But while that ruling gave activists reason to celebrate, state officials didn't totally side with them either. In a follow-up letter in June, state schools superintendent Tom Torlakson clarified the district "may be able to justify counting a significant portion of the $450 million or it may be able to identify … other expenditures" that help LCFF's targeted groups.

Hence the "realignment" exercise district officials are undertaking.

UC Berkeley education professor Bruce Fuller said there are some reasons to hope L.A. Unified's plan to comply with the state's decision will actually improve the services available for low-income, homeless or foster kids. But he also worries parts of the plan hinge on an "accounting trick."

"How much is this new money going to the targeted kids," Fuller wondered in an interview earlier this month, "versus how much is it just accounting shifts on money that was already being spent on these kids, but they discovered, ‘Oh, we should’ve added this to the [total] to begin with?’"

"That," he added, "is where this gets hazy fast."

But L.A. Unified attorney Gregory McNair said the financial report made public at the board's December meeting doesn't show the detail and depth involved in the district's efforts to find a solution.

"What we’ve done," he said, "is look at the program and said, ‘We’re going to change these programs so they are more directly targeted and refine them so the targeting is even more refined'" to serve low-income students, English learners and foster kids.

"This is absolutely not an accounting game," McNair added.
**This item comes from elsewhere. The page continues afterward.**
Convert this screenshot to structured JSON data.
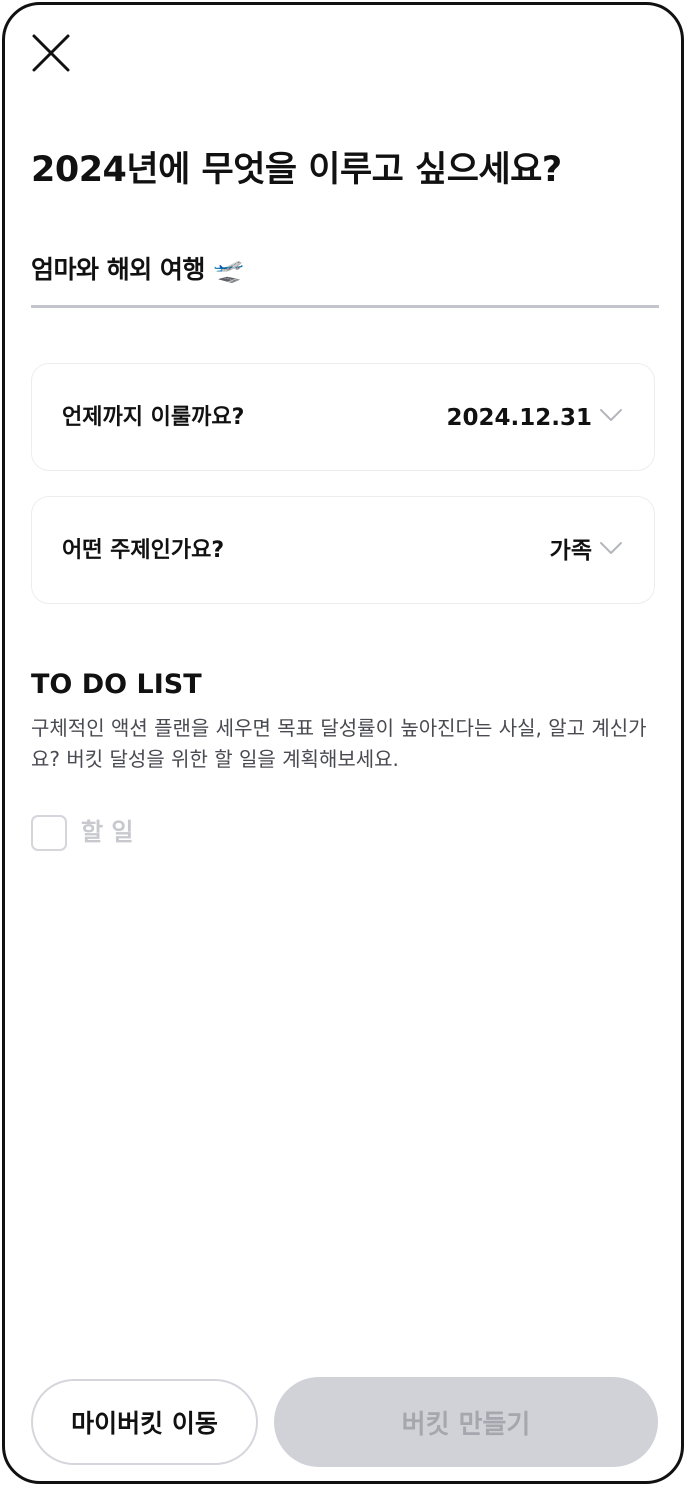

In order to implement the solution, the district will have to change its Local Control Accountability Plan, a document required by state law that goes through a months-long review process involving outside stakeholders leading up to a final vote of the school board in June 2017.